Exoneree Diaries: "You've got anger issues, Dad."
“I haven’t received no counseling. People’s been telling me that I have anger issues. I don’t see it, but you know, of course, you never look at yourself in that manner. But now I’m starting to accept it. Maybe a therapist or somebody could sit down and talk with me. But they [the state] don’t provide you nothing. They don’t provide me no healthcare, no type of therapy, no counseling, nothing.”
“DON’T EAT too much candy!” Jacques hollered to his work friends, one by one, as they headed home from the medical school.
It was Halloween, and despite the smile plastered on his face, Jacques was worn out. He had covered someone else’s deliveries all day while keeping up on his own.
His body was tired. His mind was busy. His heart was heavy.

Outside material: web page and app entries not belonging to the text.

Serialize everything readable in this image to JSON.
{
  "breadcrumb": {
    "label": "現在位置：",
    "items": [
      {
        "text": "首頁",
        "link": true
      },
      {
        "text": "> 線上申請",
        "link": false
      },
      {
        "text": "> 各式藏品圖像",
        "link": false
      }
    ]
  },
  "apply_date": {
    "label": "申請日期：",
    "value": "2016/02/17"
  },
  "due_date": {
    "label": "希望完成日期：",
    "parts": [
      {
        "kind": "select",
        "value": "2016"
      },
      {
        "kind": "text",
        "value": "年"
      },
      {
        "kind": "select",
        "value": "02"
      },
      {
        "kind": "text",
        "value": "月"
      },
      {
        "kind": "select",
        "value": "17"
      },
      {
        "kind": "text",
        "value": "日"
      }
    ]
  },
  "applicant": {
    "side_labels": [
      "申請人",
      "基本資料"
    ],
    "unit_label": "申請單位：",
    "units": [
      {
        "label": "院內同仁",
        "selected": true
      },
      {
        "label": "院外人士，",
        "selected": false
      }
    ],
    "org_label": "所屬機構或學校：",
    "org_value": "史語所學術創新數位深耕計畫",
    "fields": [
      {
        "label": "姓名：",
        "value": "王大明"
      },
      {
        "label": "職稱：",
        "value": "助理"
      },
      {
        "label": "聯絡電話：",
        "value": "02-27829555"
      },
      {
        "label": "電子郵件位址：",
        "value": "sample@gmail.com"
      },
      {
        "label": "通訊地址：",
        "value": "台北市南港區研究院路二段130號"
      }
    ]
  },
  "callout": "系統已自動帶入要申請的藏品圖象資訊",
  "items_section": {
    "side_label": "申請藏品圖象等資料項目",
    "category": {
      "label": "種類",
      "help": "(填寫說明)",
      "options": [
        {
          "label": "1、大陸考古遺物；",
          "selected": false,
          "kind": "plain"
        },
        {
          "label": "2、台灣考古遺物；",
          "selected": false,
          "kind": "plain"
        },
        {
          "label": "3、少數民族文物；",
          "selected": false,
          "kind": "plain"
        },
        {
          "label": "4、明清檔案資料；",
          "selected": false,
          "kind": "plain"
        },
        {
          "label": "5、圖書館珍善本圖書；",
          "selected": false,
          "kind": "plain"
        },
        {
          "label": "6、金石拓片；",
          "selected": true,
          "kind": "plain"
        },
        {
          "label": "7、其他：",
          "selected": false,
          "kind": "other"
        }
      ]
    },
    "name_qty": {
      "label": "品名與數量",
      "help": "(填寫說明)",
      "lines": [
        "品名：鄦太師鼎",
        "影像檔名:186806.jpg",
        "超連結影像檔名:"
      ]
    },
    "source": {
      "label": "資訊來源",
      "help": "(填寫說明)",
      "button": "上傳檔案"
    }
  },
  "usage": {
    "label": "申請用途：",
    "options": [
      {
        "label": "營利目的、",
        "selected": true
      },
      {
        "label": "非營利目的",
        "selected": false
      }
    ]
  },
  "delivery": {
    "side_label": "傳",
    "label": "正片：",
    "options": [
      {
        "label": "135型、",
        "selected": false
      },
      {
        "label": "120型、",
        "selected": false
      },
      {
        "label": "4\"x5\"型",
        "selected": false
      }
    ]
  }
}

And he felt embarrassed and misunderstood.
“You’ve got anger issues, Dad.”
He didn’t know what to do with those words. The warning had come after a Hennessy-fueled night for his son’s birthday. Jacques didn’t normally drink, but he was trying to fit in and goof off. In jest, he pulled out a knife. But because of his background, it scared his family and friends.
In prison, Jacques would cry and cry through his anger. He was offered medication. He said no because he saw what those pills did to people.
Sometimes, he would lose his temper. When he shared a cell with a Muslim in county jail, Jacques told him he was cool with his prayer schedule. But when the guy washed his feet before praying, he wouldn’t clean out the sink. The carelessness irritated Jacques.
“You mother ------!” Jacques would scream.
A guy from another cell suggested Jacques’ cell mate simply wipe his feet before prayer, and that solved it.
At Stateville, where Jacques did all his time, people trusted him. He would roam around the prison. He showed new correctional officers the ropes. He would find their keys or cash laying about and turn them back in. In the kitchen where he worked, Jacques would give extra taco meat to some guys to get what he wanted. He stock-piled cereal in his cell. It was currency. It was power and control.
But on the outside, more than 20 years after being wrongly convicted, Jacques alarmed the people around him. When his paranoia met his passionate tone of voice – which would quickly rise from raspy and soft to frantic and loud – he would look like he was going to lose it.
“I know he was having a difficult time sleeping,” said Rose, Jacques’ sister, whose upstairs apartment he occupied with their mother. “He was afraid that somebody was going to come up to the house. Every night when he goes upstairs, he locks the door. He locks the inside door that goes upstairs.”
Rose had recently seen Jacques outside her home preparing to throw a rock with his left hand and waving his cell phone with his right hand. It was nighttime, and he had tried to call her, but her phone was on silent.
“What are you doing?”
“There’s something there!” Jacques exclaimed. “It’s right there. Can you see it?”
A small black mass moved through the gangway. Jacques was convinced it was a possum. His son Richard had once lived at Rose’s too, and he told Jacques he once saw a possum just outside the house.
The innocuous detail roused Jacques’ fears every time he walked home at night.
Finally, one night, he saw something dark scamper through the gangway.
Rose told Jacques that if it was a possum, it wasn’t dangerous.
Jacques asked her to send down one of the dogs to scare it. Rose said no because the possum might have rabies.
“I thought you said it wasn’t dangerous!” Jacques yelled.
He called to his mom upstairs to see if she could scare it away.
Rose went to get a flashlight. She pointed it at the suspicious creature.
“It’s a bag dude,” she said, laughing and relieved.
Jacques’ heart pounded as the garbage bag gulped the air around them and kept moving.